• [Extracted entries]
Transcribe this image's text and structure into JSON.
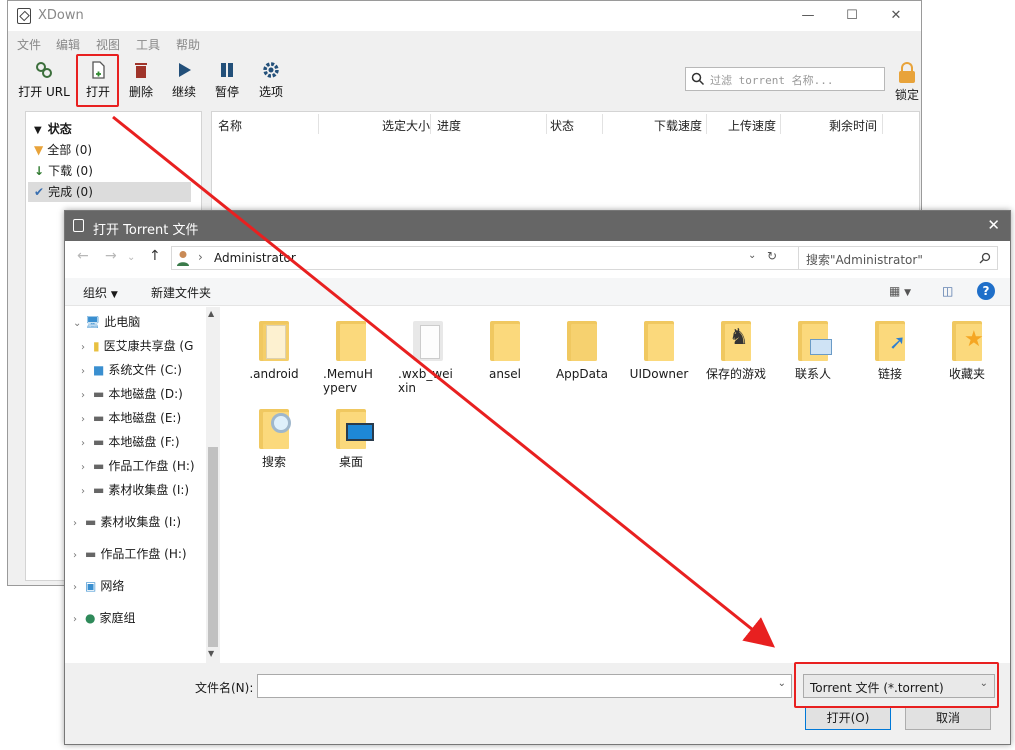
{
  "xdown": {
    "title": "XDown",
    "menu": [
      "文件",
      "编辑",
      "视图",
      "工具",
      "帮助"
    ],
    "toolbar": [
      "打开 URL",
      "打开",
      "删除",
      "继续",
      "暂停",
      "选项"
    ],
    "filter_placeholder": "过滤 torrent 名称...",
    "lock_label": "锁定",
    "sidebar": {
      "header": "状态",
      "items": [
        "全部 (0)",
        "下载 (0)",
        "完成 (0)"
      ]
    },
    "columns": [
      "名称",
      "选定大小",
      "进度",
      "状态",
      "下载速度",
      "上传速度",
      "剩余时间"
    ]
  },
  "dialog": {
    "title": "打开 Torrent 文件",
    "address": "Administrator",
    "search_placeholder": "搜索\"Administrator\"",
    "commands": [
      "组织",
      "新建文件夹"
    ],
    "tree": [
      "此电脑",
      "医艾康共享盘 (G",
      "系统文件 (C:)",
      "本地磁盘 (D:)",
      "本地磁盘 (E:)",
      "本地磁盘 (F:)",
      "作品工作盘 (H:)",
      "素材收集盘 (I:)",
      "素材收集盘 (I:)",
      "作品工作盘 (H:)",
      "网络",
      "家庭组"
    ],
    "files": [
      ".android",
      ".MemuHyperv",
      ".wxb_weixin",
      "ansel",
      "AppData",
      "UIDowner",
      "保存的游戏",
      "联系人",
      "链接",
      "收藏夹",
      "搜索",
      "桌面"
    ],
    "filename_label": "文件名(N):",
    "filename_value": "",
    "filetype": "Torrent 文件 (*.torrent)",
    "open_button": "打开(O)",
    "cancel_button": "取消"
  },
  "colors": {
    "annotation": "#e82020",
    "dialog_titlebar": "#666666"
  }
}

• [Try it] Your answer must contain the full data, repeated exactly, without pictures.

• [Result]
Transcribe this image's text and structure into JSON.
{
  "xdown": {
    "title": "XDown",
    "menu": [
      "文件",
      "编辑",
      "视图",
      "工具",
      "帮助"
    ],
    "toolbar": [
      "打开 URL",
      "打开",
      "删除",
      "继续",
      "暂停",
      "选项"
    ],
    "filter_placeholder": "过滤 torrent 名称...",
    "lock_label": "锁定",
    "sidebar": {
      "header": "状态",
      "items": [
        "全部 (0)",
        "下载 (0)",
        "完成 (0)"
      ]
    },
    "columns": [
      "名称",
      "选定大小",
      "进度",
      "状态",
      "下载速度",
      "上传速度",
      "剩余时间"
    ]
  },
  "dialog": {
    "title": "打开 Torrent 文件",
    "address": "Administrator",
    "search_placeholder": "搜索\"Administrator\"",
    "commands": [
      "组织",
      "新建文件夹"
    ],
    "tree": [
      "此电脑",
      "医艾康共享盘 (G",
      "系统文件 (C:)",
      "本地磁盘 (D:)",
      "本地磁盘 (E:)",
      "本地磁盘 (F:)",
      "作品工作盘 (H:)",
      "素材收集盘 (I:)",
      "素材收集盘 (I:)",
      "作品工作盘 (H:)",
      "网络",
      "家庭组"
    ],
    "files": [
      ".android",
      ".MemuHyperv",
      ".wxb_weixin",
      "ansel",
      "AppData",
      "UIDowner",
      "保存的游戏",
      "联系人",
      "链接",
      "收藏夹",
      "搜索",
      "桌面"
    ],
    "filename_label": "文件名(N):",
    "filename_value": "",
    "filetype": "Torrent 文件 (*.torrent)",
    "open_button": "打开(O)",
    "cancel_button": "取消"
  },
  "colors": {
    "annotation": "#e82020",
    "dialog_titlebar": "#666666"
  }
}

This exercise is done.